:: EXTRACTED RECORDS ::

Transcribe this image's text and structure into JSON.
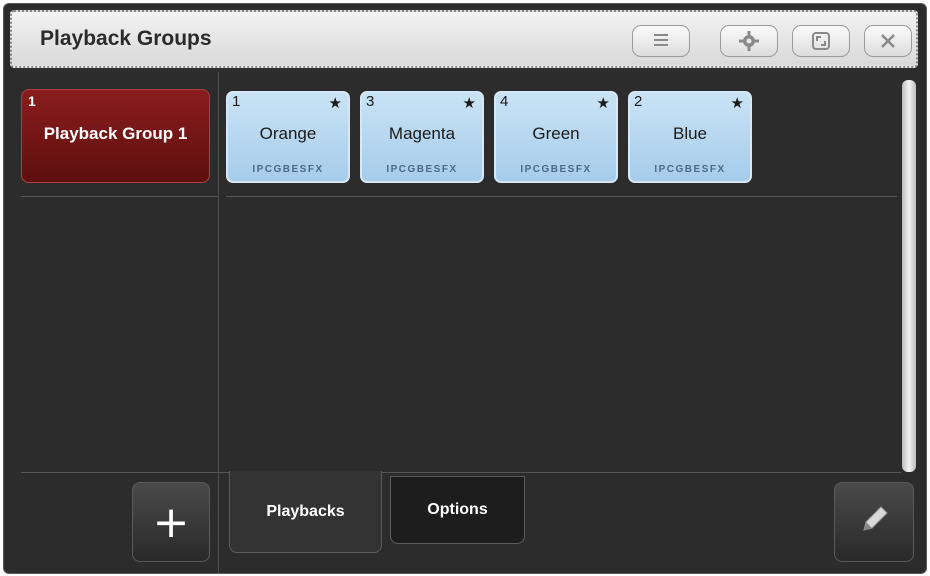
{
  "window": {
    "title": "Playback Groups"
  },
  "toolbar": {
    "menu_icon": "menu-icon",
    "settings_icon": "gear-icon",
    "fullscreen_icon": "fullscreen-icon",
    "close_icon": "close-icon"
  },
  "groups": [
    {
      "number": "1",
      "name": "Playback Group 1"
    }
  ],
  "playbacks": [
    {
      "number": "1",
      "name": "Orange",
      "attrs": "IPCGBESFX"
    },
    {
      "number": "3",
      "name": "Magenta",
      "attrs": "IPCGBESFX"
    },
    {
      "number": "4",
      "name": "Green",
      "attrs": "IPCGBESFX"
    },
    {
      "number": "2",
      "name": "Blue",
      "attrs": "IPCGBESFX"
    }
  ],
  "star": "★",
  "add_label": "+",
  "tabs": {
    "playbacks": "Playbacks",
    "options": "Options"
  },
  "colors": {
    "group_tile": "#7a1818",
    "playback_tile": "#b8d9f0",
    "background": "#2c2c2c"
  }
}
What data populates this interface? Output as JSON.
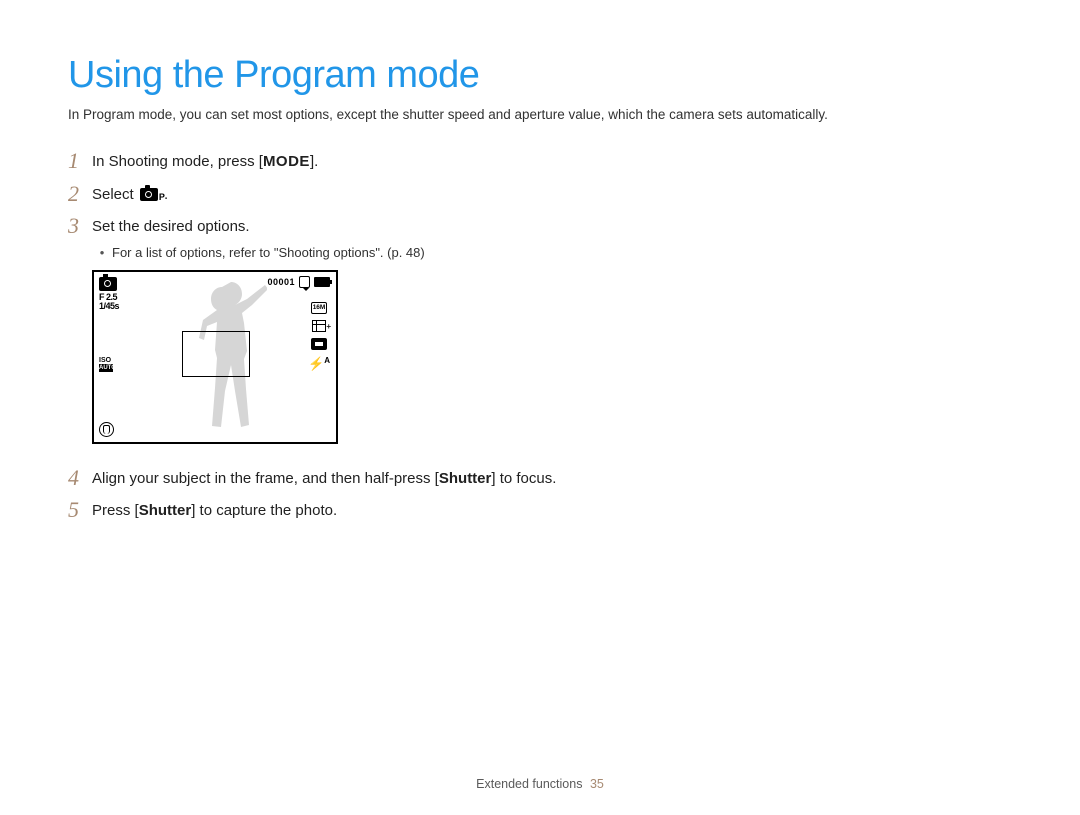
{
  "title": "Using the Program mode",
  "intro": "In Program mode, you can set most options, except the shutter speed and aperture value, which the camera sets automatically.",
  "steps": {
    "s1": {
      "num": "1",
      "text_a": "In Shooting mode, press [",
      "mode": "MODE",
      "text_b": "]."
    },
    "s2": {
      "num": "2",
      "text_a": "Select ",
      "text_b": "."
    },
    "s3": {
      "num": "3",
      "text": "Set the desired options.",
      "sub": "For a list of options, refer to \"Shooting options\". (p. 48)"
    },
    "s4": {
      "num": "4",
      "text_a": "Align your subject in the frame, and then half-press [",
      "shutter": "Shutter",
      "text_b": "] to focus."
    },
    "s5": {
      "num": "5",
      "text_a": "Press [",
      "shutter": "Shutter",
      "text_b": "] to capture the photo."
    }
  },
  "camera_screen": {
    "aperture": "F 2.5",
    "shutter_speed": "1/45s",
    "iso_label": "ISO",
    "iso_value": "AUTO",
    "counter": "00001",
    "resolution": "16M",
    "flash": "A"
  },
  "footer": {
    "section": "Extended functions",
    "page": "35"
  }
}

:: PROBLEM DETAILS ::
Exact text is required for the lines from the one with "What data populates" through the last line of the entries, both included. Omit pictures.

:: SOLUTION FOR THIS TASK ::
What data populates this interface? Output as JSON.
{
  "title": "Using the Program mode",
  "intro": "In Program mode, you can set most options, except the shutter speed and aperture value, which the camera sets automatically.",
  "steps": {
    "s1": {
      "num": "1",
      "text_a": "In Shooting mode, press [",
      "mode": "MODE",
      "text_b": "]."
    },
    "s2": {
      "num": "2",
      "text_a": "Select ",
      "text_b": "."
    },
    "s3": {
      "num": "3",
      "text": "Set the desired options.",
      "sub": "For a list of options, refer to \"Shooting options\". (p. 48)"
    },
    "s4": {
      "num": "4",
      "text_a": "Align your subject in the frame, and then half-press [",
      "shutter": "Shutter",
      "text_b": "] to focus."
    },
    "s5": {
      "num": "5",
      "text_a": "Press [",
      "shutter": "Shutter",
      "text_b": "] to capture the photo."
    }
  },
  "camera_screen": {
    "aperture": "F 2.5",
    "shutter_speed": "1/45s",
    "iso_label": "ISO",
    "iso_value": "AUTO",
    "counter": "00001",
    "resolution": "16M",
    "flash": "A"
  },
  "footer": {
    "section": "Extended functions",
    "page": "35"
  }
}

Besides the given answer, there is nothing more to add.